Hello and happy mid-week! Welcome to Writer’s Quote Wednesday, a weekly event hosted by Colleen at Silver Threading. Each week bloggers share their favorite quotes to motivate and inspire one another to keep think, writing, and working towards our goals. My contribution for the week is from the infamous Irish author, poet, and playwright, Oscar Wilde.
Oscar Fingal O’Flahertie Wills Wilde was born on October 16, 1854, in Dublin, Ireland. His father, William Wilde, was an eye and ear surgeon, as well as an author of significant works on medicine, archeology, and folklore. His mother, Jane Wilde, was an Irish poet who wrote under the pen name “Speranza”, meaning hope.
Wilde wrote numerous short stories and one novel. Known for his biting wit, he became one of the most successful playwrights of the late Victorian era in London and one of the greatest celebrities of his day. Several of his plays continue to be widely performed, especially The Importance of Being Earnest.
Many people know of the one novel written by Wilde, The Picture of Dorian Gray, the story of a fashionable young man who sells his soul for eternal youth and beauty. First published complete in July of 1890 it has been called Wilde’s most popular work. The book caused quite a scandal when it was first published, offending many people’s morals. Wilde would defend his book aggressively against those who believed he should be imprisoned for ” violating the laws guarding the public morality”. The book would later be brought up to the trial that would lead to his imprisonment and lifelong hardship.
As the result of a widely covered series of trials, Wilde suffered a dramatic downfall and was imprisoned for two years hard labor after being convicted of “gross indecency” with other men. The imprisonment was hard on him and his health declined during that time. After Wilde was released from prison he set sail for Dieppe by the night ferry. He never returned to Ireland.

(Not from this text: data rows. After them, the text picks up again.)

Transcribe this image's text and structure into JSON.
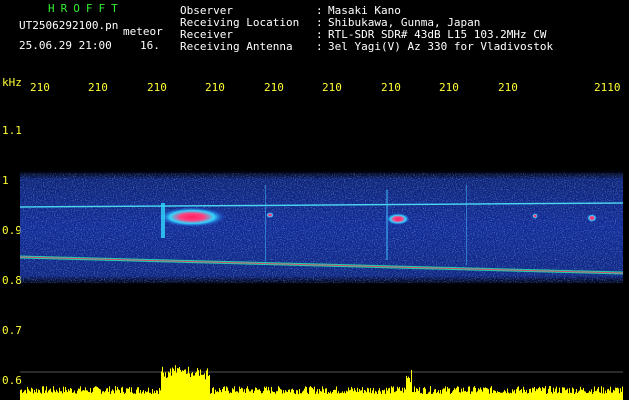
{
  "header": {
    "station": "HROFFT",
    "filename": "UT2506292100.pn",
    "meteor_word": "meteor",
    "datetime": "25.06.29 21:00",
    "count": "16.",
    "labels": [
      "Observer",
      "Receiving Location",
      "Receiver",
      "Receiving Antenna"
    ],
    "separator": ":",
    "values": [
      "Masaki Kano",
      "Shibukawa, Gunma, Japan",
      "RTL-SDR SDR# 43dB L15 103.2MHz CW",
      "3el Yagi(V) Az 330 for Vladivostok"
    ]
  },
  "axis": {
    "unit": "kHz",
    "minute_ticks": [
      "210",
      "210",
      "210",
      "210",
      "210",
      "210",
      "210",
      "210",
      "210",
      "2110"
    ],
    "freq_ticks": [
      "1.1",
      "1",
      "0.9",
      "0.8",
      "0.7",
      "0.6"
    ]
  },
  "colors": {
    "background": "#000000",
    "header_text": "#ffffff",
    "station_text": "#33ee33",
    "tick_text": "#ffff33",
    "signal_low": "#1b3fd8",
    "signal_mid": "#30d8ff",
    "signal_high": "#ff2060",
    "activity_bar": "#ffff00"
  }
}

In November of 1900, Wilde developed cerebral meningitis, a result of an injury he received to his ear drum while imprisoned. He died November 30th, 1900, exiled and poor.
“The books that the world calls immoral are books that show the world its own shame.”
// Oscar Wilde,
This week I began reading a The Prince by Niccolò Machiavelli and because it is a little bit of a difficult read I have been doing research as I go. I don’t think I realized before what a negative connotation the name Machiavelli had. To be Machiavellian is to be associated with dishonesty, cunning, and bad faith. The book and the man have come to be known as heartless and evil.
I am only in the beginning still but so far I just don’t see this book, or the advice in it on how to rule nations in it, as evil. I read this as an honest and accurate observation on human nature. It’s a realist’s account of how to gain power and keep it, if that is what you want to do, and let’s face it, that is exactly what a lot of people throughout history have wanted to do. There is no sugar coating in this book and I find the frankness refreshing. I think the book only appears evil because we see ourselves in it. It shows us our own selfishness and cruelty.
I don’t think The Prince was ever hated enough to be banned, it only has an air of negativity and bad taste surrounding it. It is still a classic and considered by many to be a must read. But it is about war and power and people like that sort of thing.
I do wonder about other books people have disliked because they found it didn’t agree with their moral sensibilities. Books like A Brave New World, Lord of the Flies, I Know Why the Caged Bird Sings, and even the Harry Potter series are books that are often challenged and called immoral or unfit to be read by anyone. Yet, each of these teaches us great lessons about human nature.
I have to wonder if the reason books are hated is because they show us too much of ourselves. Why would a book be of a bad influence if the urges in it weren’t a part of us already? And if the urges in it were present in us before the reading, might it not just be something that comes to people naturally and can never be eradicated? If so, calling books immoral would be to call ourselves them same, and to try to ban or hide theses books from the public would be to turn a blind eye to our nature.
I think people who read books and walk away feeling disgusted or overly angry are those who have looked at the reality of things and could not handle it. They are people who will never see that we are who we are, and the world is what it is. We can change, sure, but only very slowly and with many false starts and failures. It is better to accept that we are, at the core, just as much cruel as we are kind and go from there. Books will be our reminder again and again and keep us on the track to improving rather than perfecting, which is entirely impossible.
Books that show us who we are, are the most important kind, and I hope to read as many of that sort as I can.
Original image: “The House of Leaves – Burning 4” by LearningLark